**ACTIVITY:**
Here are some records. Print all of them exactly.

Page and application data records:
++++++++++++++++++++

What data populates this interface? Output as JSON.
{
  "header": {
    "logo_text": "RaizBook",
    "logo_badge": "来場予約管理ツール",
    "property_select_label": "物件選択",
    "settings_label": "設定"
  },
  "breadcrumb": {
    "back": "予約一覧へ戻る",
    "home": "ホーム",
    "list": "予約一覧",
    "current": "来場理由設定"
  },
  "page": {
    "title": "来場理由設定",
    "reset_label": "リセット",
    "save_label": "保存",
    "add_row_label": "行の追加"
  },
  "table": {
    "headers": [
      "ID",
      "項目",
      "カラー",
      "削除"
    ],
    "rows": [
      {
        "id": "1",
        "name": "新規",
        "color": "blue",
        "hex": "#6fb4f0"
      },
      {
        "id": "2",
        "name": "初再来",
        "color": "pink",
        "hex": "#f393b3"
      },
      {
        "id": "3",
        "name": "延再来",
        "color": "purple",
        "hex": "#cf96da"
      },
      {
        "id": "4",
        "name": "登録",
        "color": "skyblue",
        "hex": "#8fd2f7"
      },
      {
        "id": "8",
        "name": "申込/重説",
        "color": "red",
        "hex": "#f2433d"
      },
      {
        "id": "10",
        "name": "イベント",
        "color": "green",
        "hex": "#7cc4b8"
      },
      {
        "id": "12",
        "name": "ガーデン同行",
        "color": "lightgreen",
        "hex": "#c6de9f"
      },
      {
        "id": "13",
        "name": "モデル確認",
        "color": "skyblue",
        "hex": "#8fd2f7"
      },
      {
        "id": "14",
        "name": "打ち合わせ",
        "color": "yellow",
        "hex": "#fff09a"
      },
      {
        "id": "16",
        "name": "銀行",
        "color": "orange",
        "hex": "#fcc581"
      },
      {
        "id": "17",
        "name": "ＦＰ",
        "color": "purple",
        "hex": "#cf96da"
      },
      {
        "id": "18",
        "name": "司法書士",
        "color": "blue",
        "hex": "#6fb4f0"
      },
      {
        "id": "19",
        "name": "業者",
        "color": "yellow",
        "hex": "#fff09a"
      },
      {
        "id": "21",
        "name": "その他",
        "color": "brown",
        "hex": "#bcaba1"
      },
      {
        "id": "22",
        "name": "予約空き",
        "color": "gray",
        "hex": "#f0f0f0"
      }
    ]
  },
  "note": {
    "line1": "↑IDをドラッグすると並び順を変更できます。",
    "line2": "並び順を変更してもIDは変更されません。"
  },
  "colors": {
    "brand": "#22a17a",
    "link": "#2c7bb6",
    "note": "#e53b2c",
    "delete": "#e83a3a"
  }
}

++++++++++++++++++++

**YOUR RESPONSE:**
What data populates this interface? Output as JSON.
{
  "header": {
    "logo_text": "RaizBook",
    "logo_badge": "来場予約管理ツール",
    "property_select_label": "物件選択",
    "settings_label": "設定"
  },
  "breadcrumb": {
    "back": "予約一覧へ戻る",
    "home": "ホーム",
    "list": "予約一覧",
    "current": "来場理由設定"
  },
  "page": {
    "title": "来場理由設定",
    "reset_label": "リセット",
    "save_label": "保存",
    "add_row_label": "行の追加"
  },
  "table": {
    "headers": [
      "ID",
      "項目",
      "カラー",
      "削除"
    ],
    "rows": [
      {
        "id": "1",
        "name": "新規",
        "color": "blue",
        "hex": "#6fb4f0"
      },
      {
        "id": "2",
        "name": "初再来",
        "color": "pink",
        "hex": "#f393b3"
      },
      {
        "id": "3",
        "name": "延再来",
        "color": "purple",
        "hex": "#cf96da"
      },
      {
        "id": "4",
        "name": "登録",
        "color": "skyblue",
        "hex": "#8fd2f7"
      },
      {
        "id": "8",
        "name": "申込/重説",
        "color": "red",
        "hex": "#f2433d"
      },
      {
        "id": "10",
        "name": "イベント",
        "color": "green",
        "hex": "#7cc4b8"
      },
      {
        "id": "12",
        "name": "ガーデン同行",
        "color": "lightgreen",
        "hex": "#c6de9f"
      },
      {
        "id": "13",
        "name": "モデル確認",
        "color": "skyblue",
        "hex": "#8fd2f7"
      },
      {
        "id": "14",
        "name": "打ち合わせ",
        "color": "yellow",
        "hex": "#fff09a"
      },
      {
        "id": "16",
        "name": "銀行",
        "color": "orange",
        "hex": "#fcc581"
      },
      {
        "id": "17",
        "name": "ＦＰ",
        "color": "purple",
        "hex": "#cf96da"
      },
      {
        "id": "18",
        "name": "司法書士",
        "color": "blue",
        "hex": "#6fb4f0"
      },
      {
        "id": "19",
        "name": "業者",
        "color": "yellow",
        "hex": "#fff09a"
      },
      {
        "id": "21",
        "name": "その他",
        "color": "brown",
        "hex": "#bcaba1"
      },
      {
        "id": "22",
        "name": "予約空き",
        "color": "gray",
        "hex": "#f0f0f0"
      }
    ]
  },
  "note": {
    "line1": "↑IDをドラッグすると並び順を変更できます。",
    "line2": "並び順を変更してもIDは変更されません。"
  },
  "colors": {
    "brand": "#22a17a",
    "link": "#2c7bb6",
    "note": "#e53b2c",
    "delete": "#e83a3a"
  }
}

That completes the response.